For any politician to be credited with saving lives is rare. In President Jacques Chirac's case, it is rare for him to be credited with anything.
But a year after the French premier made road safety one of the main themes of his second term of office, road deaths have plummeted.
For many years, road accidents in France claimed an annual total of about 8,000 lives (double that of Britain, which has a similar population and cars but fewer miles of road). But in the yearto June, there were 6,353 deaths, 18.1 per cent fewer than the previous year and the biggest annual fall in French history.
What has made the difference? The police and gendarmerie, have become an active presence on the roads.
Since the start of the year, the number of speeding tickets issued has risen by 28 per cent and drink-driving summonses are up by 29 per cent.
In years gone by, French drivers contacted local officials to have road offences quashed, but the Prime Minister, Jean-Pierre Raffarin, has ordered this practice to end and motorists now have to pay upfront - sometimes on the spot - and challenge it later.
Road safety campaigners say the new approach has helped bring down the accident rate.
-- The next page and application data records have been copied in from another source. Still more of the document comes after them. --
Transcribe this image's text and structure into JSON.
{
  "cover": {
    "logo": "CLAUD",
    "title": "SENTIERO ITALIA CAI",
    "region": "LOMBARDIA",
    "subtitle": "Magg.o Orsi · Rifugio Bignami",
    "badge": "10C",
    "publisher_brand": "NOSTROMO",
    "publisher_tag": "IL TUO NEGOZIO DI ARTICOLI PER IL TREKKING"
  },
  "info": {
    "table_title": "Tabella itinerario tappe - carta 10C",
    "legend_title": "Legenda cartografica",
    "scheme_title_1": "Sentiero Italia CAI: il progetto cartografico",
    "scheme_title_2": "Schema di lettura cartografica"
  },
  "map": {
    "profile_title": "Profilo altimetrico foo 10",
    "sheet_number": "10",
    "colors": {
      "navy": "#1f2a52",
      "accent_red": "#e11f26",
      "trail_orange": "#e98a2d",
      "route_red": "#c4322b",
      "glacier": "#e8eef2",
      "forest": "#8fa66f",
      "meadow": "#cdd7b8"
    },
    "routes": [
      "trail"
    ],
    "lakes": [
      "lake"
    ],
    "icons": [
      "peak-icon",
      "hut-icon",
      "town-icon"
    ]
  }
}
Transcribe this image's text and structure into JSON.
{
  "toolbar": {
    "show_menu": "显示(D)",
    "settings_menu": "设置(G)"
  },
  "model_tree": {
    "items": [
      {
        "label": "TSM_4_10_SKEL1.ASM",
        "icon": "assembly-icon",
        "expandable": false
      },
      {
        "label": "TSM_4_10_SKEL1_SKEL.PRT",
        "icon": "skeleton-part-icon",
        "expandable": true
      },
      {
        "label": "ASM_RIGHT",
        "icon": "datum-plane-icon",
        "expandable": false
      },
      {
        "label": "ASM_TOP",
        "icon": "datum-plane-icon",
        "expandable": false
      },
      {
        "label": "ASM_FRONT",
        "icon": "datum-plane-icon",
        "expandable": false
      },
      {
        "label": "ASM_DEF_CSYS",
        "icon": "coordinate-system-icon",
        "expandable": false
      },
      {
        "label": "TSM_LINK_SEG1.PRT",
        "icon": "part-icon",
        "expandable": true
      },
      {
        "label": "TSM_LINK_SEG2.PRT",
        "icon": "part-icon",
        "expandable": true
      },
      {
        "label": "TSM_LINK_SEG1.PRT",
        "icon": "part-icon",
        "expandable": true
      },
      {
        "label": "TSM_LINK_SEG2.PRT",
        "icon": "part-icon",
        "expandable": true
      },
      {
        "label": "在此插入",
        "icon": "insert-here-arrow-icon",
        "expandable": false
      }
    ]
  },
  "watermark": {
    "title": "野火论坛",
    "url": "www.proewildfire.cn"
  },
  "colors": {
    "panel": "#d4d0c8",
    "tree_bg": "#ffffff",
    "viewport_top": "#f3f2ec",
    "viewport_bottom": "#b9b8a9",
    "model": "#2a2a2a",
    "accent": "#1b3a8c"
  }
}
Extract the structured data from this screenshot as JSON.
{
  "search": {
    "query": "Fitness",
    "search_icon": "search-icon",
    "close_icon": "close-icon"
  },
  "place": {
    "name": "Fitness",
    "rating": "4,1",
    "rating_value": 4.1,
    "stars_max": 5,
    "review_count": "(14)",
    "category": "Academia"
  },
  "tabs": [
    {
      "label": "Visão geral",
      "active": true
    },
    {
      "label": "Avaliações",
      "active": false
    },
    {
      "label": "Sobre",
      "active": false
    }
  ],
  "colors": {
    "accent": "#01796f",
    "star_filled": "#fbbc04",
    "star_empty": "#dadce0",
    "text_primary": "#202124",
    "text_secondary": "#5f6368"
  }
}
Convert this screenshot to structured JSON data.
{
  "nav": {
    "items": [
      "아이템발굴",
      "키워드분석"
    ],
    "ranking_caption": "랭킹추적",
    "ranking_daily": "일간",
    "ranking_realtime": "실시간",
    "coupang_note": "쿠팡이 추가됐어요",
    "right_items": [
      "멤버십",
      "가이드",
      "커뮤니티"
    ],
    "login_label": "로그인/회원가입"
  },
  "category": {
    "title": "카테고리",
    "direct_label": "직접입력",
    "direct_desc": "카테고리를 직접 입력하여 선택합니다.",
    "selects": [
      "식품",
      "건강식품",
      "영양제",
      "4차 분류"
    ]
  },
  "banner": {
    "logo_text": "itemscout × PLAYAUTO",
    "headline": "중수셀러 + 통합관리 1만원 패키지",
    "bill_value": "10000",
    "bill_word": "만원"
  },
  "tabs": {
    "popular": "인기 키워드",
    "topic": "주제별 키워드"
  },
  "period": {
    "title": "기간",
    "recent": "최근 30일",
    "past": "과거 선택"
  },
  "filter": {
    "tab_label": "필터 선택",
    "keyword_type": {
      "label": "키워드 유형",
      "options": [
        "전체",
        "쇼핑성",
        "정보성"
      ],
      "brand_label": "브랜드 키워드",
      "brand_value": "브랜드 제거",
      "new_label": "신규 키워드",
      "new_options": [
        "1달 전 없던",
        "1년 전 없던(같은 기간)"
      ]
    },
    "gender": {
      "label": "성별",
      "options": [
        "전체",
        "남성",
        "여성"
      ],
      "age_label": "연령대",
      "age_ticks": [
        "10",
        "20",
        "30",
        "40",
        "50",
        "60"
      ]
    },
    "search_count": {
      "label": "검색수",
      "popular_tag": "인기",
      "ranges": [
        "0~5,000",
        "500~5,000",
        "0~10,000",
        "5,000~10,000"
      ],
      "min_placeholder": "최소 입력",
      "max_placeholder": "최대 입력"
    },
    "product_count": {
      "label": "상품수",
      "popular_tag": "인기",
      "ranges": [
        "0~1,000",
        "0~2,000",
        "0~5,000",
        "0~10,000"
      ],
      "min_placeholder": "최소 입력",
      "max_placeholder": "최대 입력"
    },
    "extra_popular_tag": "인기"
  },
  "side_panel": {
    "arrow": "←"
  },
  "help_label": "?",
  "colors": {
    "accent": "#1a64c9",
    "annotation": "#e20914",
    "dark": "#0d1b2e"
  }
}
The gendarmerie estimates that speeds on the country's roads has fallen by 10kph. "There was a culture of impunity and excuse in this country which, we hope, has now ended," Christiane Cellier of the Fondation Contre L'Insecurité Routière, said.
Mme Cellier credits President Chirac. Otherssuggest there was a growing embarrassment among French drivers about the country's appalling record.Reuse content